I've never seen Billie Holiday as a victim. She just did what she had to do, dealing with what was going on in society at that time. I identify with the subject matter of her songs, which were mainly about her relationships with the men she chose. I think people may have assumed that she was the typical female victim being controlled by men, but I don't see it that way at all. I don't really see her situation as any different than mine, or that of most of the women I know. I think she had a lot of empathy for people, and she may have had some beautiful losers in her life, but inside every beautiful loser is a beautiful person trying to get out. And how many people always make the right choices and have these wonderful, happy relationships, anyway? Life ultimately is about passion, about feeling passion, and Billie Holiday was nothing if not passionate. (Lucinda Williams)
First, there's her voice, which was technically brilliant, but she also did something that a lot of technical singers can't do, which is convey a helluva lot of truth and emotion.
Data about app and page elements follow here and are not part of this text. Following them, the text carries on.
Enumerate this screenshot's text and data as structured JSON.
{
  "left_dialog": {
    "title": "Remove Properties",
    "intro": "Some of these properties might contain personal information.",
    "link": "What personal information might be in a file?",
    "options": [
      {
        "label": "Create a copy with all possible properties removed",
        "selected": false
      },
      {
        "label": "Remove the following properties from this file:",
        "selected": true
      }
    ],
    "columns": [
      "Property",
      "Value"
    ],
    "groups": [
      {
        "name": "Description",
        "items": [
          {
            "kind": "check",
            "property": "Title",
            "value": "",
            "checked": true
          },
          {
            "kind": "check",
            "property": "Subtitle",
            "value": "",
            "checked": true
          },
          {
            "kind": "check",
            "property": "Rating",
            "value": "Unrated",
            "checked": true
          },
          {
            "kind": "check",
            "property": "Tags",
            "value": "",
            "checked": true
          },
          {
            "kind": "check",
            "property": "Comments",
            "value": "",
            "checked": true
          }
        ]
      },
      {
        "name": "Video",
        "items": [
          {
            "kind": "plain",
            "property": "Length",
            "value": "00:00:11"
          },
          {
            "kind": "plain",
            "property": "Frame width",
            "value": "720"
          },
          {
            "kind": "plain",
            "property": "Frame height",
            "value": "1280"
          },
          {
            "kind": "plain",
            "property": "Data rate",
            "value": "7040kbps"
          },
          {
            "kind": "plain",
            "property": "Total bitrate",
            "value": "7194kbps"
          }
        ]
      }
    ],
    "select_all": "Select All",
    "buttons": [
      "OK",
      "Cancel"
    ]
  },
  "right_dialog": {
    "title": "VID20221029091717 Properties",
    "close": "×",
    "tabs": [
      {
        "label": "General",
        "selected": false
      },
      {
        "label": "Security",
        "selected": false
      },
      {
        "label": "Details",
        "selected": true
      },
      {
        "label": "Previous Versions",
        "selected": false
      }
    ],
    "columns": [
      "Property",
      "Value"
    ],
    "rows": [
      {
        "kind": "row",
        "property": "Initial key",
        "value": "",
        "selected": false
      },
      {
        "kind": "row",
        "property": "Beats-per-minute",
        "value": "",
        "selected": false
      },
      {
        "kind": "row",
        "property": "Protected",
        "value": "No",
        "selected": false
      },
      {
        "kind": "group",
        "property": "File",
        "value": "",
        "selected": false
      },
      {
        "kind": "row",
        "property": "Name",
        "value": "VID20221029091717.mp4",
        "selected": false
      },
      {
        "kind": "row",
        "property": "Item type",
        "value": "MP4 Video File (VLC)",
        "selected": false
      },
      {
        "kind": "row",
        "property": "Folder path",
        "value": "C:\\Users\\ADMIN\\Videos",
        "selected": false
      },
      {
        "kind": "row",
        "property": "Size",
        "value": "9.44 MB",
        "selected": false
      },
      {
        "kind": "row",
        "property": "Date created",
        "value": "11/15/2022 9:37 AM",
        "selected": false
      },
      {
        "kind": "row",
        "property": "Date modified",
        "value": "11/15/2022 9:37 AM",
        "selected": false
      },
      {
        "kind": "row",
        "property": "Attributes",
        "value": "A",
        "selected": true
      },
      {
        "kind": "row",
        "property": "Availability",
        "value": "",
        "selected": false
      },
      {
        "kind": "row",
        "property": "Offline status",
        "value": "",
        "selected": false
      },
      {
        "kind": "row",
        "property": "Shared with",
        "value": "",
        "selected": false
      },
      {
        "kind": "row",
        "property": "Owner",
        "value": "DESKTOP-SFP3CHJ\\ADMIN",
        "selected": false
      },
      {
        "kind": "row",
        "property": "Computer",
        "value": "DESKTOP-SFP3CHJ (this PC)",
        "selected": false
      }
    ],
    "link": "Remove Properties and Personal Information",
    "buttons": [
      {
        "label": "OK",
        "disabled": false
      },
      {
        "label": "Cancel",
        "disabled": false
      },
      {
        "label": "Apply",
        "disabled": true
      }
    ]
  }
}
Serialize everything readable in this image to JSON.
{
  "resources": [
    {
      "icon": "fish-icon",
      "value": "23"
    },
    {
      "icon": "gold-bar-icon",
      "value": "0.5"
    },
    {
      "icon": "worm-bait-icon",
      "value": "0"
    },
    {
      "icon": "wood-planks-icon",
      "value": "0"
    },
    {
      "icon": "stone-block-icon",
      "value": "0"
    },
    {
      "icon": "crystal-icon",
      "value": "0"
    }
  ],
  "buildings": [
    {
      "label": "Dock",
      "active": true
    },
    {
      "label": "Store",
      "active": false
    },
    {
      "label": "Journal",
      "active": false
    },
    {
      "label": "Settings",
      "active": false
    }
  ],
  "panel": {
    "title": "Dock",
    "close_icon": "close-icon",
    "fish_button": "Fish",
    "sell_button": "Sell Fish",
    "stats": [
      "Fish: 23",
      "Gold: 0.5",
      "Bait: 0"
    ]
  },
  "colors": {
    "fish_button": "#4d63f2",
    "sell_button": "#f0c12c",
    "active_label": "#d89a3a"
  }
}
She had a very self-aware, introspective voice, a voice of the soul. Much more important than the drugs was her sexuality, her sexiness. She seduces you immediately. And the other level that's so crucial was she had incredibly good sidemen. I can't tell you how important she is to me. Every time I sing, I pray to Billie Holiday to help me: the singers' saint. (Marianne Faithfull)
Most of these 1935-39 recordings, some with Teddy Wilson-led small groups, others under her own “leadership” (but all organized by John Hammond), are classics of jazz, not only because of Billie’s unique talent but because of the generally high quality and authentic creativity of the accompaniments. Indeed, accompaniments is a misnomer. Whereas on literally thousands of swing era recordings there is a clear qualitative gap between the vocals and their instrumental surroundings, in the case of Billie’s first hundred or so performances, she is an equal among equals. And the joy of these performances is that they are seamless creative entities, not mere instrumental accompaniments for a vocalist, but rather singer and musicians matching and inspiring each other. There is no need to wince or to be tolerant when the vocal comes on. (Gunther Schuller, The Swing Era, 532)
She is the tragic beauty, the self-destructive genius, and the sensual goddess. However, artists are as likely to be drawn to her, not because of her tragedy but because she is a kindred spirit. One who the world failed to protect. One who left us too soon… She is the means by which many writers locate and find confidence in the individuality of their own voices. Her legacy encourages risk and flight in the face of uncertainty and possible failure. The joy is in the journey, the very act of creation itself. (Farah Griffin)
It is impossible (and unnecessary) to enumerate the individual virtues of these many superior recordings. Though they may vary somewhat in quality, I dare say there is not one that is not worth hearing, that doesn’t have some outstanding moments, either vocally, or instrumentally, or both. (Gunther Schuller, The Swing Era, 532)'